- EXERCISE MATERIALS
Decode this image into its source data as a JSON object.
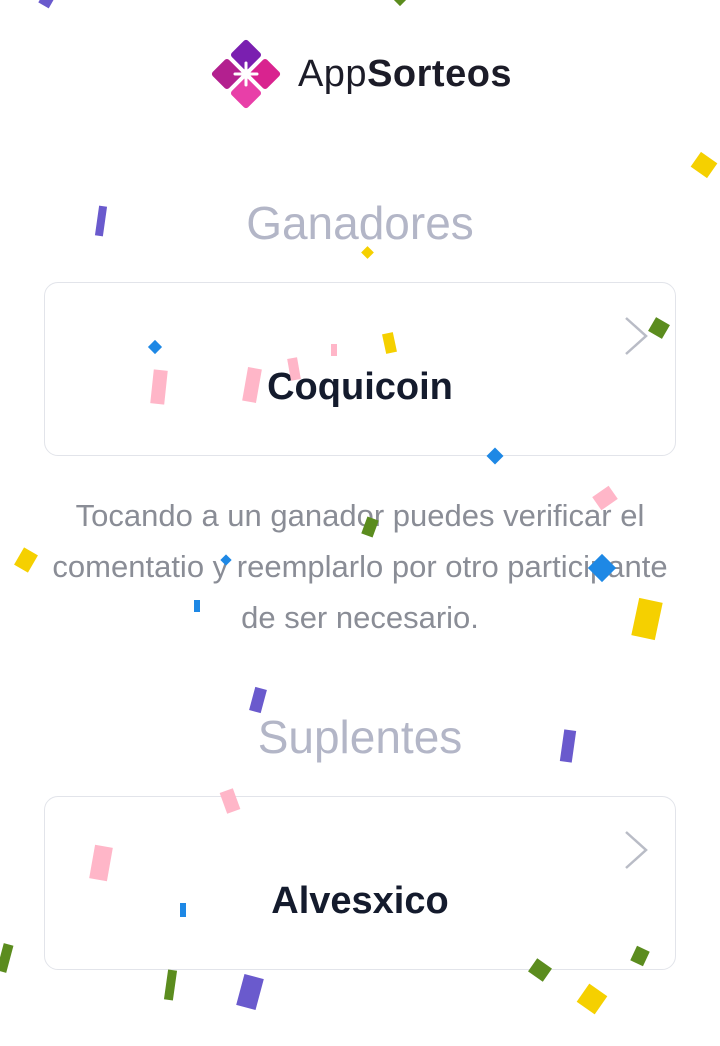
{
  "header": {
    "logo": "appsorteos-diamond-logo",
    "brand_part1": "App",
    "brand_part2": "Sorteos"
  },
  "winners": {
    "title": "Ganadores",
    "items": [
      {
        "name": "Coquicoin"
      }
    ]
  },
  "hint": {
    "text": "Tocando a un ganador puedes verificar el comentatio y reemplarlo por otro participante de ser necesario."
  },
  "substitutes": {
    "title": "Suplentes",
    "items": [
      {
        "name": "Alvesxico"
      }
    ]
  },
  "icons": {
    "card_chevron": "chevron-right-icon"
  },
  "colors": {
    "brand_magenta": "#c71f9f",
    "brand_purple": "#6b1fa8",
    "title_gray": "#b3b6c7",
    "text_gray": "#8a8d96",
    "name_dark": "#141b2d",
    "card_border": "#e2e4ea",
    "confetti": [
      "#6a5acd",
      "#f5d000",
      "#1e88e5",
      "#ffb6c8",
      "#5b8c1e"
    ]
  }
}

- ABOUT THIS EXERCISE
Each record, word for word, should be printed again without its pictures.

- RESPONSE TO THE EXERCISE
Decode this image into its source data as a JSON object.
{
  "header": {
    "logo": "appsorteos-diamond-logo",
    "brand_part1": "App",
    "brand_part2": "Sorteos"
  },
  "winners": {
    "title": "Ganadores",
    "items": [
      {
        "name": "Coquicoin"
      }
    ]
  },
  "hint": {
    "text": "Tocando a un ganador puedes verificar el comentatio y reemplarlo por otro participante de ser necesario."
  },
  "substitutes": {
    "title": "Suplentes",
    "items": [
      {
        "name": "Alvesxico"
      }
    ]
  },
  "icons": {
    "card_chevron": "chevron-right-icon"
  },
  "colors": {
    "brand_magenta": "#c71f9f",
    "brand_purple": "#6b1fa8",
    "title_gray": "#b3b6c7",
    "text_gray": "#8a8d96",
    "name_dark": "#141b2d",
    "card_border": "#e2e4ea",
    "confetti": [
      "#6a5acd",
      "#f5d000",
      "#1e88e5",
      "#ffb6c8",
      "#5b8c1e"
    ]
  }
}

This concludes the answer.